    PRSA Boston: Do the internal messages differ from those that are being created for public audiences?

    Shant Salakian: I believe a successful IC program needs to closely mirror the same messages that are being communicated to external audiences. If this is done correctly, employees can be strong advocates for the brand and will naturally promote the company’s values and products with family and friends.

    PRSA Boston: By its nature, social media is designed to build and foster communities. Does social media have a role in helping to engage employees? What is its influence?

    Shant Salakian: Internal social media vehicles can be great tools to foster employee camaraderie and solicit quick feedback. However, guidelines need to be put in place so that these forums don’t become venting grounds. A moderator can help facilitate these forums and address any posts that don’t comply with guidelines. Also disallowing anonymous posting will alleviate a lot of the concerns senior management may have with these forums.

    PRSA Boston: Does IC integrate within the overall communications infrastructures such as PR, visual communications, etc.?

    Shant Salakian: IC is only one piece of the communication pie and should work hand in hand with other members of the corporate communications team. Close partnership between the functions allows a holistic and timely approach to communications.

    Post Author

    Paul Kidwell

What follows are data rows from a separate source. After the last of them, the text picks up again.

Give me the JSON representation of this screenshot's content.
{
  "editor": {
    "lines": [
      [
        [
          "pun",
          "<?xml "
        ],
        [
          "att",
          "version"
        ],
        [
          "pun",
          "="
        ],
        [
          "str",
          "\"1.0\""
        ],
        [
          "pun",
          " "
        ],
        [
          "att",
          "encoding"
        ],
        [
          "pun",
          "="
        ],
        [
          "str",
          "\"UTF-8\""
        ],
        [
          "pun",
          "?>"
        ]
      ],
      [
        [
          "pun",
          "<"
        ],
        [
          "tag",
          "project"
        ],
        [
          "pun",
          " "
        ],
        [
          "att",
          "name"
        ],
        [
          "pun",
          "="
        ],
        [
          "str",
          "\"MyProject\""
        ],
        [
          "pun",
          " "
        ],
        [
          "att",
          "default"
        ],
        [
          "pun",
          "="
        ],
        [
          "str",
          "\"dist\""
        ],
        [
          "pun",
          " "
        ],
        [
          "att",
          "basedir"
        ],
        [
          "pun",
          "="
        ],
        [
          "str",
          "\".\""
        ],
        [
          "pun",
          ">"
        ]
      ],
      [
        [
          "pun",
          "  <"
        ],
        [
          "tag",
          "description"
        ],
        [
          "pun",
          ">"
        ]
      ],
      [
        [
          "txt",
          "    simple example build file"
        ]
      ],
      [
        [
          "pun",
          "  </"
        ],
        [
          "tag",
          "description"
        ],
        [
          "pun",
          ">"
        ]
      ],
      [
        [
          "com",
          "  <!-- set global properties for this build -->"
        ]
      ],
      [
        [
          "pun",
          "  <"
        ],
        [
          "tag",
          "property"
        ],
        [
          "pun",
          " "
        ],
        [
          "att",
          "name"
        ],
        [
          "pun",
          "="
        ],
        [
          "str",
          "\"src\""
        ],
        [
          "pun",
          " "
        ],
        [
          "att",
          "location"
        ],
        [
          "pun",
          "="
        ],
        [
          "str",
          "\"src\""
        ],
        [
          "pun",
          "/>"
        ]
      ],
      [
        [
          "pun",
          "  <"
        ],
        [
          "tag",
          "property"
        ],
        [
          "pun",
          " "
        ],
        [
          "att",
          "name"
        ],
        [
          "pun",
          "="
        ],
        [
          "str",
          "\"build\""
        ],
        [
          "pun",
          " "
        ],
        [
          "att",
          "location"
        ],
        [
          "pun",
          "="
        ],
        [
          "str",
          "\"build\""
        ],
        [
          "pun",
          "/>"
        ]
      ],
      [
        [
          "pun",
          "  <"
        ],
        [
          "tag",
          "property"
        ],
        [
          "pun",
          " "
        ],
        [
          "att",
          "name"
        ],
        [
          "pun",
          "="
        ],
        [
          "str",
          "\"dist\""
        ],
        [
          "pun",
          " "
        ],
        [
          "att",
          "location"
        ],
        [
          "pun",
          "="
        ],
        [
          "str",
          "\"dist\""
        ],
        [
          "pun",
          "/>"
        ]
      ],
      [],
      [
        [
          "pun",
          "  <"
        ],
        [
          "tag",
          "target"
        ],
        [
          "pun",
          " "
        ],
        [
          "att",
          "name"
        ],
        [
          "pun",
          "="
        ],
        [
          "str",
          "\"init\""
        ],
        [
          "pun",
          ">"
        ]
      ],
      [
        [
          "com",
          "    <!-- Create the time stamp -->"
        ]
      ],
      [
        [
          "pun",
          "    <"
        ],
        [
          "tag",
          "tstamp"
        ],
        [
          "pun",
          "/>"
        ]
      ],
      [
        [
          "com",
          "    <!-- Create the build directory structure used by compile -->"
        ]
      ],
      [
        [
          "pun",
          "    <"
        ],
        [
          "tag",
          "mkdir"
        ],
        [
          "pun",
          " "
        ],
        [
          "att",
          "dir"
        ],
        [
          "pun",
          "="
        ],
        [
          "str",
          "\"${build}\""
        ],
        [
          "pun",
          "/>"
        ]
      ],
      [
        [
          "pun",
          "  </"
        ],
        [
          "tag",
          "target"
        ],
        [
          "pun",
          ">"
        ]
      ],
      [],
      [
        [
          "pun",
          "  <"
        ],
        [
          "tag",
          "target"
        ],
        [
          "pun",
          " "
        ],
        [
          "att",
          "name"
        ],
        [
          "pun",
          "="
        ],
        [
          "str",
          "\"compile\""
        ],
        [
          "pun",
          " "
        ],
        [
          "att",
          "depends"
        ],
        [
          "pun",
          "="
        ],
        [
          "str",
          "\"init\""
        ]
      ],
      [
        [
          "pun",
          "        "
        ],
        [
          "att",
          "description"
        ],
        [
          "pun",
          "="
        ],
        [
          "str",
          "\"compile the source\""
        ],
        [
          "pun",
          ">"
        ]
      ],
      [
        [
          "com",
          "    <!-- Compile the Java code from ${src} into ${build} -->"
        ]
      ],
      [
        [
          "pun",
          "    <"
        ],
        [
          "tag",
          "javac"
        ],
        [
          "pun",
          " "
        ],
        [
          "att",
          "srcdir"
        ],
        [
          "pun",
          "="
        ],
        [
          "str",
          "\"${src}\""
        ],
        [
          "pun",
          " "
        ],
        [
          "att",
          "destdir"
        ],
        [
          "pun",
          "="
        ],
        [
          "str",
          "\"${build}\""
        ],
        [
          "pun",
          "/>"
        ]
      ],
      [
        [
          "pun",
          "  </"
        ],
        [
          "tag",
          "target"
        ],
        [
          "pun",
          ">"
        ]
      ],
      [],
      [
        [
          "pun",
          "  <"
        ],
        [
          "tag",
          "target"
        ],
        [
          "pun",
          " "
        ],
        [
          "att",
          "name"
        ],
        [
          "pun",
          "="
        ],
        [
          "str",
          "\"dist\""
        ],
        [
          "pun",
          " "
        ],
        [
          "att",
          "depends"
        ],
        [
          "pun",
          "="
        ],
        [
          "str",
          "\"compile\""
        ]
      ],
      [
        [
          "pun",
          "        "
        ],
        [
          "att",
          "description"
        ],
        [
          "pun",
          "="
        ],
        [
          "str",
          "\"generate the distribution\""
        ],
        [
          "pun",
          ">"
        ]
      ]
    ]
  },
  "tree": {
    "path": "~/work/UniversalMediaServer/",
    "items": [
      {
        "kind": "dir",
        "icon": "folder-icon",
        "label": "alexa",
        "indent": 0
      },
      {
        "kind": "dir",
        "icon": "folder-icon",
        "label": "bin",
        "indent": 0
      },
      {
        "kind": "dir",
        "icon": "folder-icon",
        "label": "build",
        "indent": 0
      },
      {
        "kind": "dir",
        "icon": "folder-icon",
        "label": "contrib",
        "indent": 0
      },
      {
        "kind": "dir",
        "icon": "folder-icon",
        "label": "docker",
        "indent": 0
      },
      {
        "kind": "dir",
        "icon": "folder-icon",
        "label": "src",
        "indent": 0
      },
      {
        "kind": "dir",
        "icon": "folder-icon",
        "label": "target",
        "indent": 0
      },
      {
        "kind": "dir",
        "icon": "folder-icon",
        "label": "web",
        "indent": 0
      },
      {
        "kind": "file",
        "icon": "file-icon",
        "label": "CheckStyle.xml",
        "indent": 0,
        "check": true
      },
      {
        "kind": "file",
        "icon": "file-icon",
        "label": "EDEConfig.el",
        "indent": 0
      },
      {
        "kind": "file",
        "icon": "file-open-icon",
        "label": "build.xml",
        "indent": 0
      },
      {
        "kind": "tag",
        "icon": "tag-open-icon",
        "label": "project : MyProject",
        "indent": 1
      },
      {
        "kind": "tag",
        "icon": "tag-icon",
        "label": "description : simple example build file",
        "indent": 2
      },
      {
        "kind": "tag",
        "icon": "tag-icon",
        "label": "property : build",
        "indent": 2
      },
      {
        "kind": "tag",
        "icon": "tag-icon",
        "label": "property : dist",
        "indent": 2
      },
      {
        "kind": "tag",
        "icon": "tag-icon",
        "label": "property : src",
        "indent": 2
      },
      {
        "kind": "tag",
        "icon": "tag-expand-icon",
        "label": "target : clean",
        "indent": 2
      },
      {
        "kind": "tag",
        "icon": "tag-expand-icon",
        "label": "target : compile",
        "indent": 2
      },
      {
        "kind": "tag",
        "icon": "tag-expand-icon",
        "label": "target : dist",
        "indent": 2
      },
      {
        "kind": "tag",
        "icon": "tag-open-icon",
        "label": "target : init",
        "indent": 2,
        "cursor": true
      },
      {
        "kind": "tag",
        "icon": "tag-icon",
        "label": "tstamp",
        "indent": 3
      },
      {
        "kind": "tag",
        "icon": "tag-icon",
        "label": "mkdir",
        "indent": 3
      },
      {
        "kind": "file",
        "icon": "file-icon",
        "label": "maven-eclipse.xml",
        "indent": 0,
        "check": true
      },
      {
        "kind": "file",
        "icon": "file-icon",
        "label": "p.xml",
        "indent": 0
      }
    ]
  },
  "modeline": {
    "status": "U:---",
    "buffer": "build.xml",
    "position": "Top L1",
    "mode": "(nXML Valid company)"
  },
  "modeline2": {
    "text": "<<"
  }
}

    About the Author: Paul Kidwell is principal of Kidwell PR. He has 17 years of public relations experience in the biopharmaceutical sector. He can be reached at paulkidwell@comcast.net.